I know. Musical allusions abound. Anyway. That was fast. Virginia out. Busted brackets making more racket than St. Patrick’s Day parade marching bands up Fifth Avenue. Tiger sure didn’t burn up the greens either yesterday. So. Guess it’s dyed beer at the pubs to drown sorrows and boredom. Or read a book. Autumn by Ali Smith next on the book club list. Even though it’s nearly Spring, it’s cold. Yeah. One of those days.

Serpentine Shifts

The Golden GlobesHats off to the few women who represented true individualism by not conforming to walking the red carpet in black. What’s the point when you pose and strut and remain objectified as a pretty thing anyway? Nicole should have thanked her co-star. Male directors need not have been dissed. Misandry is not the answer to bad behavior by a few jerks. Happy about James Franco. Of course. And Seth Meyers was solid.

The Essex Serpent, a novel by Sarah Perry. An amorphous Ness. Meant to be a Victorian Gothic homage, it didn’t quite manage either. Science, medicine, modernity dispelled the gossamer blue fog along a rural estuary where the mythic serpent was reportedly glimpsed. The so-called monster never conjured a terror commensurate with the village’s reaction. Perry draws her characters well. They just didn’t seem to belong in the same story together. A good read, but don’t agree with all the literary accolades.

GOT Books?

Game of Thrones returns. After reviewing the last two episodes of gory wars, exploding bodies, and dogs’ ravenous dinner of Ramsay, Season 7 began. It couldn’t get grosser, could it? Oh yes. How does a library become a cesspool. Literally. There are tomes and turds galore. And.

Speaking of bad reads. Leaving Lucy Pear, Solomon’s “mother load” touted by WaPo, is a dud.

Literary Mind Craft

The Night Ocean, by Paul La Farge. I’m not sure. It kept me rapt. Author clearly had lots of things to work through. Personally. Maybe. Literarily many unfinished stories found their way into this dense work. Sprawling disjointed tales of several complex people in different times and places. Spaces. Told from a woman’s point of view, Marina the shrink, working out her own issues. The author gave her an authentic voice. It begins as her husband Charlie disappears into Agawam Lake in the Berkshires. H.S. Lovecraftian fandom less clear. More context necessary for those not acquainted with this cult of science-fiction-horror genre. Nonetheless. Worth the meandering page-turning journey.
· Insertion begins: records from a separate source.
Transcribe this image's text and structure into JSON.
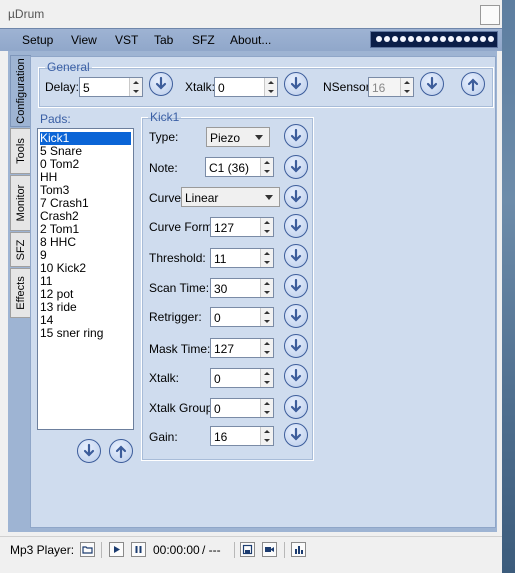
{
  "app": {
    "title": "µDrum"
  },
  "menu": [
    "Setup",
    "View",
    "VST",
    "Tab",
    "SFZ",
    "About..."
  ],
  "side_tabs": [
    "Configuration",
    "Tools",
    "Monitor",
    "SFZ",
    "Effects"
  ],
  "general": {
    "legend": "General",
    "delay": {
      "label": "Delay:",
      "value": "5"
    },
    "xtalk": {
      "label": "Xtalk:",
      "value": "0"
    },
    "nsensor": {
      "label": "NSensor:",
      "value": "16"
    }
  },
  "pads": {
    "legend": "Pads:",
    "items": [
      "Kick1",
      "5 Snare",
      "0 Tom2",
      "HH",
      "Tom3",
      "7 Crash1",
      "Crash2",
      "2 Tom1",
      "8 HHC",
      "9",
      "10 Kick2",
      "11",
      "12 pot",
      "13 ride",
      "14",
      "15 sner ring"
    ],
    "selected": "Kick1"
  },
  "kick": {
    "legend": "Kick1",
    "type": {
      "label": "Type:",
      "value": "Piezo"
    },
    "note": {
      "label": "Note:",
      "value": "C1 (36)"
    },
    "curve": {
      "label": "Curve:",
      "value": "Linear"
    },
    "curve_form": {
      "label": "Curve Form:",
      "value": "127"
    },
    "threshold": {
      "label": "Threshold:",
      "value": "11"
    },
    "scan_time": {
      "label": "Scan Time:",
      "value": "30"
    },
    "retrigger": {
      "label": "Retrigger:",
      "value": "0"
    },
    "mask_time": {
      "label": "Mask Time:",
      "value": "127"
    },
    "xtalk": {
      "label": "Xtalk:",
      "value": "0"
    },
    "xtalk_group": {
      "label": "Xtalk Group:",
      "value": "0"
    },
    "gain": {
      "label": "Gain:",
      "value": "16"
    }
  },
  "player": {
    "label": "Mp3 Player:",
    "time": "00:00:00",
    "total": "/ ---"
  },
  "icons": {
    "download": "circle-arrow-down-icon",
    "upload": "circle-arrow-up-icon"
  },
  "colors": {
    "menubar": "#9eb3d3",
    "panel": "#cfdcee",
    "selection": "#0a64d6",
    "meter": "#0b1e48"
  }
}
Lots to think about. La Farge’s New Yorker view.

Speaking of mind-bending. Twin Peaks so far is a self-indulgent David Lynchian acid trip with no redeeming plot value. Vomitaceous. Literally.